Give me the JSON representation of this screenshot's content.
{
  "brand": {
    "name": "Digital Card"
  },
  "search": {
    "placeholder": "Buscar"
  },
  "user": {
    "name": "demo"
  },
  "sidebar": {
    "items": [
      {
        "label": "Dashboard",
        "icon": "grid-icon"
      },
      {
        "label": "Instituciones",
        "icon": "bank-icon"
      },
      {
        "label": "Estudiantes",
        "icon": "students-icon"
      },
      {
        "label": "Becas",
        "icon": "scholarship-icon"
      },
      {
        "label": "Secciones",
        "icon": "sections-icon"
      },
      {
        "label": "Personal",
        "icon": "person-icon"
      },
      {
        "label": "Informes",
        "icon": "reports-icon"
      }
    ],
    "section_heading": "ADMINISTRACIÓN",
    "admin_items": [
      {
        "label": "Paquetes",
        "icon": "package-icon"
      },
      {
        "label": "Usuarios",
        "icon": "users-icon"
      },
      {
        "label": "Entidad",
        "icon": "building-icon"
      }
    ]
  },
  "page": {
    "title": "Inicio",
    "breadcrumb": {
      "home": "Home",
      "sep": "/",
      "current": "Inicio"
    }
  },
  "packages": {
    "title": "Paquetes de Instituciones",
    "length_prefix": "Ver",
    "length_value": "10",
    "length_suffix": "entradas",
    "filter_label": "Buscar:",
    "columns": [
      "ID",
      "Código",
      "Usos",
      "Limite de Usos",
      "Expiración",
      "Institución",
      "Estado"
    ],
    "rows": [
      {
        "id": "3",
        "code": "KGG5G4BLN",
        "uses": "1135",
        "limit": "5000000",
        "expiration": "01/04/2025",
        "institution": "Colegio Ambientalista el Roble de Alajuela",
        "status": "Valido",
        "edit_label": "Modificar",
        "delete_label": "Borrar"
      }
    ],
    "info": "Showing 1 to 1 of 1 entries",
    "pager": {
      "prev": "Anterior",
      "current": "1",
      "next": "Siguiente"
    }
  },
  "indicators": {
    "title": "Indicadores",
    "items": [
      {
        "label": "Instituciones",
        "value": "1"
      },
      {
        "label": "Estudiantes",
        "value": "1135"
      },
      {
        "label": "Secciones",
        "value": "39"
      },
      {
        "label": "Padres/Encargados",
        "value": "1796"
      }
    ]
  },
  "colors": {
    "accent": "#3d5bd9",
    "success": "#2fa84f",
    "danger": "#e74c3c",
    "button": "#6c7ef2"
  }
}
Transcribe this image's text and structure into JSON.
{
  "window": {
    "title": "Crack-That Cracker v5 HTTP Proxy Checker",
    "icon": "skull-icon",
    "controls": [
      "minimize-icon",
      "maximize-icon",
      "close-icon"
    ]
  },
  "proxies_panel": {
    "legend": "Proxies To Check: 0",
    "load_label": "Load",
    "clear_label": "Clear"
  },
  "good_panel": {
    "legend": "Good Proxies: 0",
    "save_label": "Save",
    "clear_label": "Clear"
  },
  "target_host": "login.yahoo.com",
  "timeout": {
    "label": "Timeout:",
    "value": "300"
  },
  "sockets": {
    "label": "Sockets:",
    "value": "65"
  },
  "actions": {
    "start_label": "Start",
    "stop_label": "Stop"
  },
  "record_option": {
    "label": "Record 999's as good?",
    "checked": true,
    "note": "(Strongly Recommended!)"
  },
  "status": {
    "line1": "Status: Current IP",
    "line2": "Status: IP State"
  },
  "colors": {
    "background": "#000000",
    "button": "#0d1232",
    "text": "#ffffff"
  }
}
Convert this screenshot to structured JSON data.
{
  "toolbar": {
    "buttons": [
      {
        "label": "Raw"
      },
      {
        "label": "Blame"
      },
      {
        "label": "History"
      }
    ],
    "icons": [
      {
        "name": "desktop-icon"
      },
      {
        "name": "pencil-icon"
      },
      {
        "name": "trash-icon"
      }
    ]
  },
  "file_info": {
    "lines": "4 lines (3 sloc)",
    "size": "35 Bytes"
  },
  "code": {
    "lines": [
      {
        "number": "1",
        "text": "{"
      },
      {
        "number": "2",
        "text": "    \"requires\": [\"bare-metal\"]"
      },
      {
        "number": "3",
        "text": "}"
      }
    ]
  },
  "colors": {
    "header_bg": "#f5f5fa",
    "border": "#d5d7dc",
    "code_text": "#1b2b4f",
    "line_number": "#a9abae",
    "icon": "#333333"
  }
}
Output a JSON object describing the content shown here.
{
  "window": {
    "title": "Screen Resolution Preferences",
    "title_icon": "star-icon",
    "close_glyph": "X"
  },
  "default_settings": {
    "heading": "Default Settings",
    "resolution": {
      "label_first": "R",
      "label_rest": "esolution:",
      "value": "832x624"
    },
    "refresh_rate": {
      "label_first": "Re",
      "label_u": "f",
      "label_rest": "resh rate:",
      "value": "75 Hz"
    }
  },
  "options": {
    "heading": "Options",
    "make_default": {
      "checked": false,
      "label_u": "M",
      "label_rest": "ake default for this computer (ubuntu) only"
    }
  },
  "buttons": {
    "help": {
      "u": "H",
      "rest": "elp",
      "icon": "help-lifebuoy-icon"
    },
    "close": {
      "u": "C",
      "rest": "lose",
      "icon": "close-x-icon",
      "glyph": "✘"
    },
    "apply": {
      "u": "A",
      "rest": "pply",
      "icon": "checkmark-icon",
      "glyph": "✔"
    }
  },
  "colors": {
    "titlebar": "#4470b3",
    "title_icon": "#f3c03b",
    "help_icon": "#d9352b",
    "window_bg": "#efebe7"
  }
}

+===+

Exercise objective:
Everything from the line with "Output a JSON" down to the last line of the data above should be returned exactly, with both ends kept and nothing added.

Written response:
Output a JSON object describing the content shown here.
{
  "window": {
    "title": "Screen Resolution Preferences",
    "title_icon": "star-icon",
    "close_glyph": "X"
  },
  "default_settings": {
    "heading": "Default Settings",
    "resolution": {
      "label_first": "R",
      "label_rest": "esolution:",
      "value": "832x624"
    },
    "refresh_rate": {
      "label_first": "Re",
      "label_u": "f",
      "label_rest": "resh rate:",
      "value": "75 Hz"
    }
  },
  "options": {
    "heading": "Options",
    "make_default": {
      "checked": false,
      "label_u": "M",
      "label_rest": "ake default for this computer (ubuntu) only"
    }
  },
  "buttons": {
    "help": {
      "u": "H",
      "rest": "elp",
      "icon": "help-lifebuoy-icon"
    },
    "close": {
      "u": "C",
      "rest": "lose",
      "icon": "close-x-icon",
      "glyph": "✘"
    },
    "apply": {
      "u": "A",
      "rest": "pply",
      "icon": "checkmark-icon",
      "glyph": "✔"
    }
  },
  "colors": {
    "titlebar": "#4470b3",
    "title_icon": "#f3c03b",
    "help_icon": "#d9352b",
    "window_bg": "#efebe7"
  }
}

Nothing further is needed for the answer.